Recorded in Park Studios in Stockholm with all the analogue gear that Opeth need for their bonafide prog journey, the focus on the Swedish aspect was key, but Åkerfeldt decided to record an English version for those that struggle with foreign languages and release it as a double-album; this way, the listener could pick and choose which was better for them. The music is so warm and lush that you may think that you’ve travelled through time to the mid-‘70s, and Camel have decided to put a little metal in their sound. It’s laden with strings and epic brushstrokes of pure progressive rock, but (as aimed for) it sounds more technical than it actually is, something not easy to achieve but that adds such depth to music like this. There are quite a few sound bites in Swedish throughout that add texture and depth to the songs, and the quiet and acoustic passages that are interwoven are sincere and beautiful (not to mention menacing and creepy when needed).

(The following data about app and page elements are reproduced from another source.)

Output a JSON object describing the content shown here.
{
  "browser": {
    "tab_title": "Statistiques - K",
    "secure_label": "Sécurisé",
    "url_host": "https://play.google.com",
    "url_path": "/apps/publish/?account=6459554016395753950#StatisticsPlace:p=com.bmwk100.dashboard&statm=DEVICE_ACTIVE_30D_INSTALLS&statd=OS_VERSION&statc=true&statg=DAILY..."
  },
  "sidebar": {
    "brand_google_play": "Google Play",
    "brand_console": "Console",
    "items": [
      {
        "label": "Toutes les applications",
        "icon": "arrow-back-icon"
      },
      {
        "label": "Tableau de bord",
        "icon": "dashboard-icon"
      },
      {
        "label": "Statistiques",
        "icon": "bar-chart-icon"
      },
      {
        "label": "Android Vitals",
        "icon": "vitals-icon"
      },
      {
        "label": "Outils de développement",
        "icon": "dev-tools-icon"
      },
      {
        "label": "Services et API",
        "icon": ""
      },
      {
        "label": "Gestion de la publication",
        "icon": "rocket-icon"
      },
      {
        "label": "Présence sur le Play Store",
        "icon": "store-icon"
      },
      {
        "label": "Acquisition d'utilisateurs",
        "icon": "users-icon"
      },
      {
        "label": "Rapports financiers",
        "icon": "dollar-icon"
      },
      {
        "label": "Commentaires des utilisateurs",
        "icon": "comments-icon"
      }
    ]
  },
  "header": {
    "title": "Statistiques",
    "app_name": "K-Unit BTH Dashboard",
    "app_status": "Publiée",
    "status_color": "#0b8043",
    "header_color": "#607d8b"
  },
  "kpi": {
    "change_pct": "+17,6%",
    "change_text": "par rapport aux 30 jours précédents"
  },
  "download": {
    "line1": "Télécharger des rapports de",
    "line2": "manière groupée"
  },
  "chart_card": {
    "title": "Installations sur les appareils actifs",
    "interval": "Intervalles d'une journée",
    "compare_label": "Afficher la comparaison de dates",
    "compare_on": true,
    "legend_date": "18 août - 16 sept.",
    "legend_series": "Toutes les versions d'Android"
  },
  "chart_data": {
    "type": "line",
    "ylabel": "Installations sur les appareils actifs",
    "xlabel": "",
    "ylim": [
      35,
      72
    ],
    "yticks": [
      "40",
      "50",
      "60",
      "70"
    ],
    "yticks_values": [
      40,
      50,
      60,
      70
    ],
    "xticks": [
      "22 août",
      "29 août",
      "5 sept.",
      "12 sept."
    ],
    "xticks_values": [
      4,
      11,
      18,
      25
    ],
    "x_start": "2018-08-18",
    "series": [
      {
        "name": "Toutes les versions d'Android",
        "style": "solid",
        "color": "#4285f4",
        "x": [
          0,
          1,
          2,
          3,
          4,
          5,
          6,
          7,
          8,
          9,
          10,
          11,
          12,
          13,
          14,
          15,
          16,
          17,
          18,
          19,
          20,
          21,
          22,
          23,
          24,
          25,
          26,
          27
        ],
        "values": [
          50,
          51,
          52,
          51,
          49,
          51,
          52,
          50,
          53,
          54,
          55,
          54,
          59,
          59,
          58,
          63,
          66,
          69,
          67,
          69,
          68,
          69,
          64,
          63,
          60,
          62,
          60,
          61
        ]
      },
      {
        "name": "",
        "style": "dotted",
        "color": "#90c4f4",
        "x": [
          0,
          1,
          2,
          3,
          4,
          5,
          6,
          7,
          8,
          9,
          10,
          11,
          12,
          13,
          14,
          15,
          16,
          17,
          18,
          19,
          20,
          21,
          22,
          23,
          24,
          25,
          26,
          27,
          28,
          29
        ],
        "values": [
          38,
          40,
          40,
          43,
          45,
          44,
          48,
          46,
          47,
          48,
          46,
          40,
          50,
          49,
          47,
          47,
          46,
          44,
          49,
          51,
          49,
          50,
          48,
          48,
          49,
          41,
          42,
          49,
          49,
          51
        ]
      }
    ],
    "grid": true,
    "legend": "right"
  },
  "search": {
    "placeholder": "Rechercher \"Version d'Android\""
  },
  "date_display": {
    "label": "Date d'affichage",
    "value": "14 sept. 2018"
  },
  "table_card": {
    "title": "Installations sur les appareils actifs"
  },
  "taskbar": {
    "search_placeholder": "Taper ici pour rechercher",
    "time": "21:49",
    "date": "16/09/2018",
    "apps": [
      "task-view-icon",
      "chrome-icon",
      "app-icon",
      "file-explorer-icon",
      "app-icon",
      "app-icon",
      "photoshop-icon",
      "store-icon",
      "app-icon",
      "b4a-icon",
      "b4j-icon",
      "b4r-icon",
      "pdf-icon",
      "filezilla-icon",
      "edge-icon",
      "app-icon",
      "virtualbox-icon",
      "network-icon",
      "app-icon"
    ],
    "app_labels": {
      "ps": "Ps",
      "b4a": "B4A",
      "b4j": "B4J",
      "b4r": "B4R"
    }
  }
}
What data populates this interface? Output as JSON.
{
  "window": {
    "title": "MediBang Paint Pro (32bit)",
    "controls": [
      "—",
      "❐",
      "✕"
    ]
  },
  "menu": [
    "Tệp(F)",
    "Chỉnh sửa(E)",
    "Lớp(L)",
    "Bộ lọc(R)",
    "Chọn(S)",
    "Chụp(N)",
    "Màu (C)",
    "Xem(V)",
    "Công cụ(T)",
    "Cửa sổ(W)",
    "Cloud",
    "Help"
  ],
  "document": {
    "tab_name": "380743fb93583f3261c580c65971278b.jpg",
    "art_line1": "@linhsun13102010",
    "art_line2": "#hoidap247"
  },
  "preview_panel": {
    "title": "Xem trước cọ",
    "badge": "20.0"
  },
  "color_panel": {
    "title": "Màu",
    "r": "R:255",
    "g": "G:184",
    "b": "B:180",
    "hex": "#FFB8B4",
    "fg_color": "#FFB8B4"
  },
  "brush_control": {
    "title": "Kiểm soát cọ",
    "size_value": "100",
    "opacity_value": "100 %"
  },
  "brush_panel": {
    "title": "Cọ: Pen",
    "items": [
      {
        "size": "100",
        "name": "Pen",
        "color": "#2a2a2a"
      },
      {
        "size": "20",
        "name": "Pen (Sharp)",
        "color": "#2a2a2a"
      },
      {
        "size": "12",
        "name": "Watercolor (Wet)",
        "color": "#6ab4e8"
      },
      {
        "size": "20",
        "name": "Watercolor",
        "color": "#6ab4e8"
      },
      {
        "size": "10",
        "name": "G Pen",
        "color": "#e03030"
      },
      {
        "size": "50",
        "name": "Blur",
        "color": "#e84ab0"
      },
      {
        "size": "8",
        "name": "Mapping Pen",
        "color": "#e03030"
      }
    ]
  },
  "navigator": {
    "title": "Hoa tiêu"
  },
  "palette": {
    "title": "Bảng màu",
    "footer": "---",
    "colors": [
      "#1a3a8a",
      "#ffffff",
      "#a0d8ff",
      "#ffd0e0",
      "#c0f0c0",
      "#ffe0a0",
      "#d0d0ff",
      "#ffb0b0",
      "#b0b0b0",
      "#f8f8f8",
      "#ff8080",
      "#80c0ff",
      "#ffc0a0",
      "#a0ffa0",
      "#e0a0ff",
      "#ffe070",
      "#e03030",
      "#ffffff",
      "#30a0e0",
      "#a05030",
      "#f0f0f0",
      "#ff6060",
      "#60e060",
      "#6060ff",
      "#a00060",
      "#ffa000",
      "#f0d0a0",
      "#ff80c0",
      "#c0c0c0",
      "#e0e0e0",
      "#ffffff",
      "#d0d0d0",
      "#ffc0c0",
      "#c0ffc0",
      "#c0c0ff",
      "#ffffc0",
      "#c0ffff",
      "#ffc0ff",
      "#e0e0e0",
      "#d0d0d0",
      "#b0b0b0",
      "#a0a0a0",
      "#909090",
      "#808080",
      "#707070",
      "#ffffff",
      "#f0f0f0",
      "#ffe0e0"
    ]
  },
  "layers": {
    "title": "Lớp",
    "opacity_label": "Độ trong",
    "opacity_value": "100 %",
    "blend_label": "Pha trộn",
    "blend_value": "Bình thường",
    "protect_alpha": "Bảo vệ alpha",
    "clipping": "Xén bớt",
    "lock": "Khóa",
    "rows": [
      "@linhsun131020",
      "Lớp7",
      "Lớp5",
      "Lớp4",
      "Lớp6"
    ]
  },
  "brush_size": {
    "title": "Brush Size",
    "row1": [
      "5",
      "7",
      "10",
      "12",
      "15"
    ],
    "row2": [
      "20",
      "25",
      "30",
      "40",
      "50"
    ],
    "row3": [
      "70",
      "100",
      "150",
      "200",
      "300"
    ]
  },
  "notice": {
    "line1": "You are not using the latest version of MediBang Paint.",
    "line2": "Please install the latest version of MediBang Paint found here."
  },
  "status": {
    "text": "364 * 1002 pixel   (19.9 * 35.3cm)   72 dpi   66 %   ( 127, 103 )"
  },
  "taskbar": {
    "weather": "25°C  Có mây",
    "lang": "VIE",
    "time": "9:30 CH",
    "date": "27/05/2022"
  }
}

Mikael’s voice has matured to such a professional level over the years, something that producer/fellow musician Steven Wilson already commented on back with the recording of their Damnation album in 2002. It has a haunting quality, but with pristine and delicate tone, and he can really soar when he wants to. The long-time rhythm section of Martín Méndez on bass and Martin Axenrot behind the kit are testimony to their long tenure with the band, and the chemistry they create. Åkerfeldt and fellow guitarist Fredrik Åkesson build on each other’s riffs at every twist and turn, neither duplicating what the other has done but keeping the songs afloat with strong writing and technical talent. The leads and solos are, as always, a highlight, and they are just hummable, uber-melodic, and tay-steee. Joakim Svalberg on keys, piano, and Mellotron has been with the band since Heritage, and is such an important part of the modern Opeth sound that I wish he would get more attention – without the Mellotron foundation especially, the ‘70s prog vibe would be much more difficult to attain, and he is a wizard of Rick Wakeman-esque proportions.
Mikael gives some insights about the album title in this interview:
All of this instrumental talent would be wasted without the songs to back it up, but In Cauda Venenum (pre-order here) is bursting with goodies. “Garden Of Earthly Delights,” the album opener, is all atmosphere and build-up for what is to come, including sound bites and Tangerine Dream vibration, and the album closer, “All Things Will Pass,” is an epic, lengthy bookend that leaves you breathless and spent (in the good way). All the filling in-between is quite possibly the strongest material that the band have put out ever, each song with a personality of its own and packed with tons of exciting bits and pieces. “The Garroter,” “Dignity,” and “Next Of Kin” are firm favourites, but there’s not a wasted second that I can find anywhere here. It’s just great, interesting, sprawling, involved listening that pays off every damn time.
In Cauda Venenum is the most cohesive, solid album that Opeth have ever released, and easily the best of their modern era. It won’t win back the stubborn growl stalwarts, but the band aren’t looking to butter anyone up (and never did anyway). For fans of heavier prog with a retro slant and a keen eye of detail, it’s 100% on point. Opeth are, in my opinion, at the top of their game in 2019, and this album deserves, nay, DEMANDS to be at the top of everyone’s end-of-year lists. It’s bloody lovely.
And finally, an explanation of the lyrics on In Cauda Venenum:
In Cauda Venenum Track Listing:
01. Garden Of Earthly Delights
03. Heart In Hand
04. Next Of Kin
05. Lovelorn Crime
07. Universal Truth
08. The Garroter
10. All Things Will Pass
Run Time: 1 hour, 8 minutes Release Date: September 27, 2019 Record Label: Nuclear Blast Records